EXERCISE INSTRUCTIONS - Locate each line below that includes "maybe" and reproduce it.

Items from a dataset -
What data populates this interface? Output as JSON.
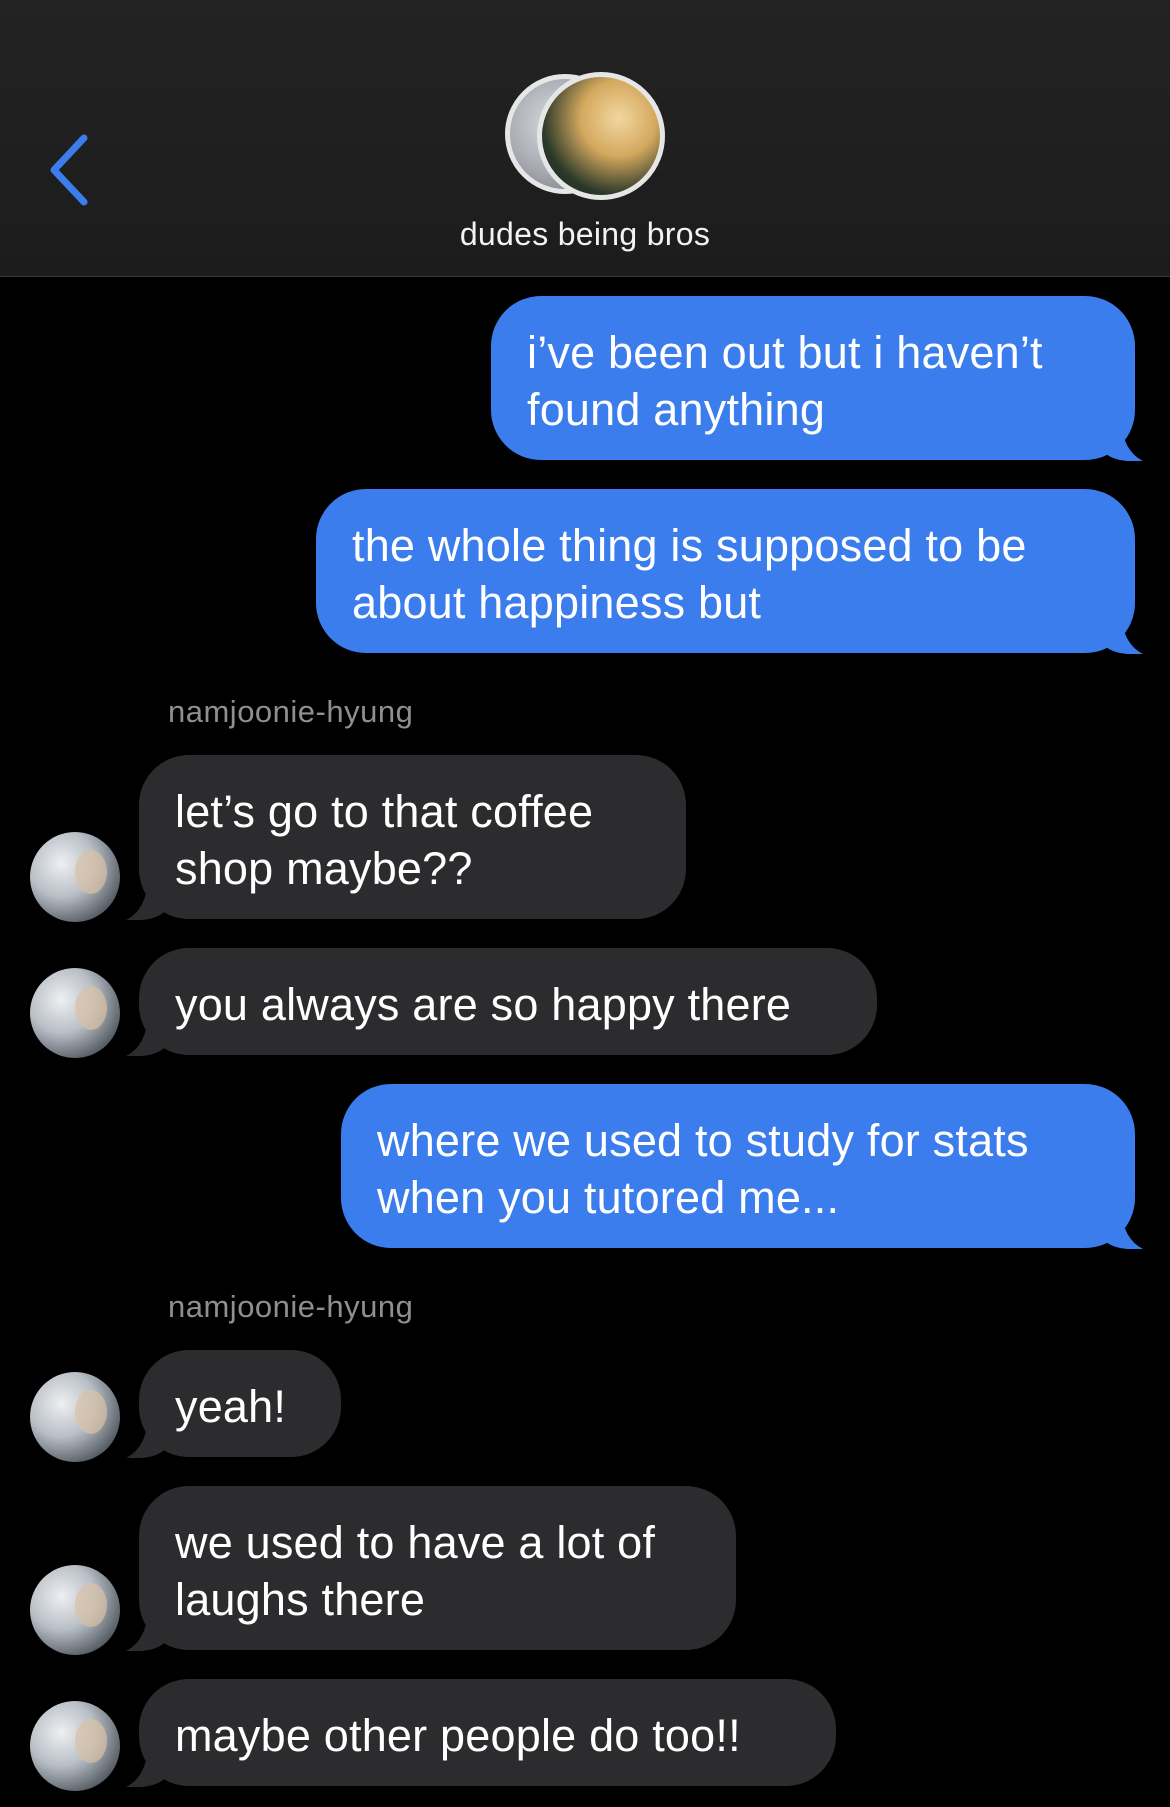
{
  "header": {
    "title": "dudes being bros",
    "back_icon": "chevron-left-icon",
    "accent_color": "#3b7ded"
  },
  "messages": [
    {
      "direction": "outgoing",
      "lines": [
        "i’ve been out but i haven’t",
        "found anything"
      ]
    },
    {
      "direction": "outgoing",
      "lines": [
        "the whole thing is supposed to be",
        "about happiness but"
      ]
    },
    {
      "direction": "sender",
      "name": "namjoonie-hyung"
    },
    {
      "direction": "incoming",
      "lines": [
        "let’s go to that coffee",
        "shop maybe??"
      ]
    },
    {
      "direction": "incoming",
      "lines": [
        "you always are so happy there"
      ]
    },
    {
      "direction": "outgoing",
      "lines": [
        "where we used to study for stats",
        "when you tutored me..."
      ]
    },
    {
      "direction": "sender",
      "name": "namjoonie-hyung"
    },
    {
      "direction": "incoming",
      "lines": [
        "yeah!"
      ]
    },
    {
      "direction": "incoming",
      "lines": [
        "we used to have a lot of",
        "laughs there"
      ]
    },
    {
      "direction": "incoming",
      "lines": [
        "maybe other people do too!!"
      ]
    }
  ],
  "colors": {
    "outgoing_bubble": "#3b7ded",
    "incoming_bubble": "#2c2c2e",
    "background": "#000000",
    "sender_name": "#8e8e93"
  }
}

TASK SOLUTION -
        "shop maybe??"
        "maybe other people do too!!"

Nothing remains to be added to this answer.